Although the Eagles were surging, if Rosebury had penalised Rioli and handed Maynard the ball, the Woodsmen's chances of victory would have surged.
Across the afternoon, Maynard had spent time on the bench following a collision with Liam Ryan. The defender had also been tasked with manning the high-flyer, as well as his small forward partner, the aforementioned Rioli.
Despite supposedly offering very little across the contest in terms of offense, had Maynard been afforded the opportunity to milk valuable time from the clock, conservative estimations suggest that upwards of 20 seconds would have elapsed by the time the former Sandringham Dragon had found a teammate with his kick.
Had this next link in the chain also taken their time, then another identical block of time would naturally have expired.
But with Adam Simpson's infamous web in place, a long kick down the line would have almost certainly eventuated from here. If any of Collingwood's talls could have plucked a grab from this hypothetical kick, then the game would have been as good as done. If a stoppage were created, and the masses of both side's bodies were dragged towards it, the same outcome would have also appeared likely.
Even if Jeremy McGovern, once again, rose like a colossus, an identically flawless chain of possessions would need to be replicated, only this time with almost every player on the field clogging the southern side of the ground and the Eagles' route home,

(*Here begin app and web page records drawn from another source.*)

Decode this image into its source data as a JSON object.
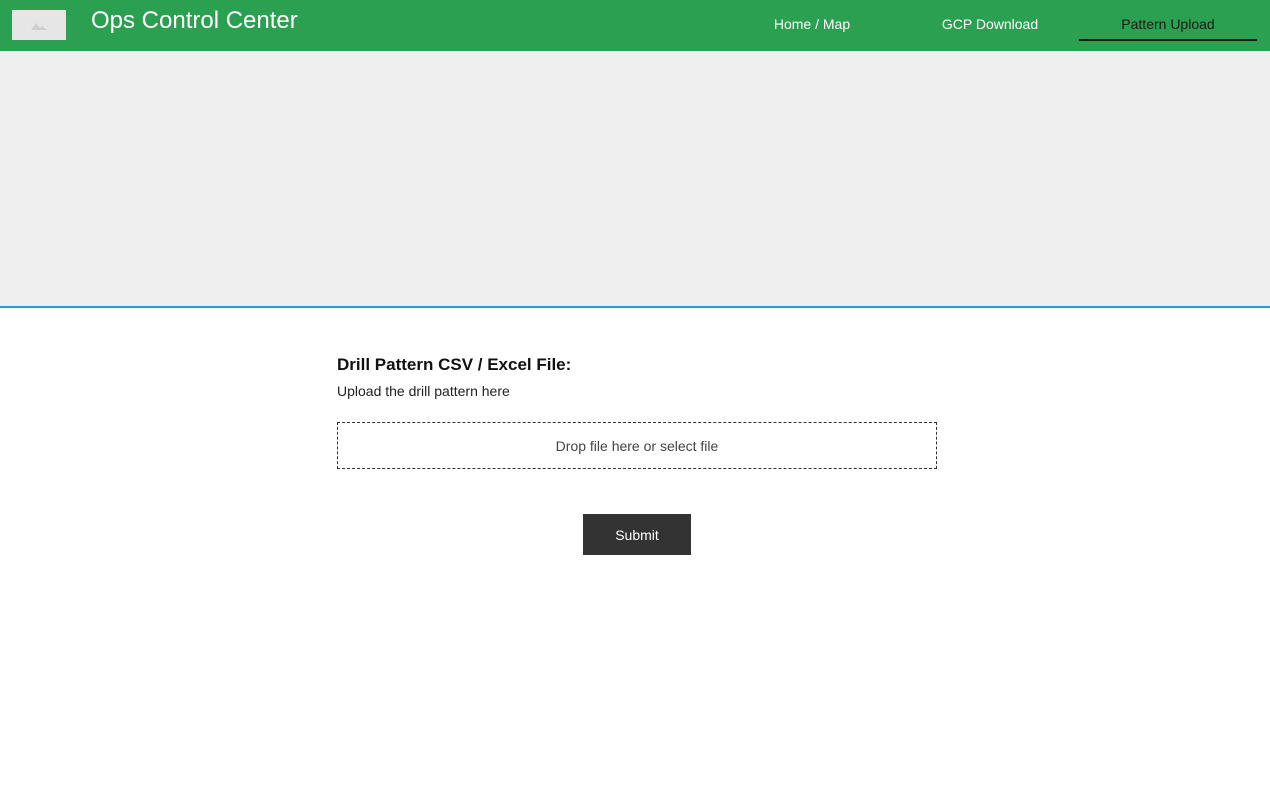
{
  "header": {
    "logo_icon": "image-placeholder-icon",
    "title": "Ops Control Center",
    "background_color": "#2aa050",
    "nav": [
      {
        "label": "Home / Map",
        "active": false
      },
      {
        "label": "GCP Download",
        "active": false
      },
      {
        "label": "Pattern Upload",
        "active": true
      }
    ]
  },
  "banner": {
    "background_color": "#efefef",
    "border_color": "#27a0c8"
  },
  "form": {
    "label": "Drill Pattern CSV / Excel File:",
    "description": "Upload the drill pattern here",
    "dropzone_text": "Drop file here or select file",
    "submit_label": "Submit"
  }
}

Even though this theory is grounded in reality, a lot can still happen in two minutes.
However, if the final siren sounded with Collingwood ahead, then the complexion of the entire club would appear different, at least on a surface level.
Firstly, Nathan Buckley – possibly the most tortured champion the game has ever known – would have finally got his hands on the premiership trophy.
Yes, we're choosing not to count his assistant's role in 2010.
Furthermore, the club that opposition fans delight in destroying for their plethora of September slip-ups would have drawn level with arch-enemies Carlton and Essendon as the proud owners of 16 AFL/VFL flags.
In spite of these two positives, the silverware would not have stopped the ‘Do Better' review into the club's past of racial indiscretions.
As this delve would have gone on irrespective of any on-field success, then the current lay of the land would also be the point that we would find ourselves at in an alternative reality, a reality that sees them on the verge of a record-equalling premiership.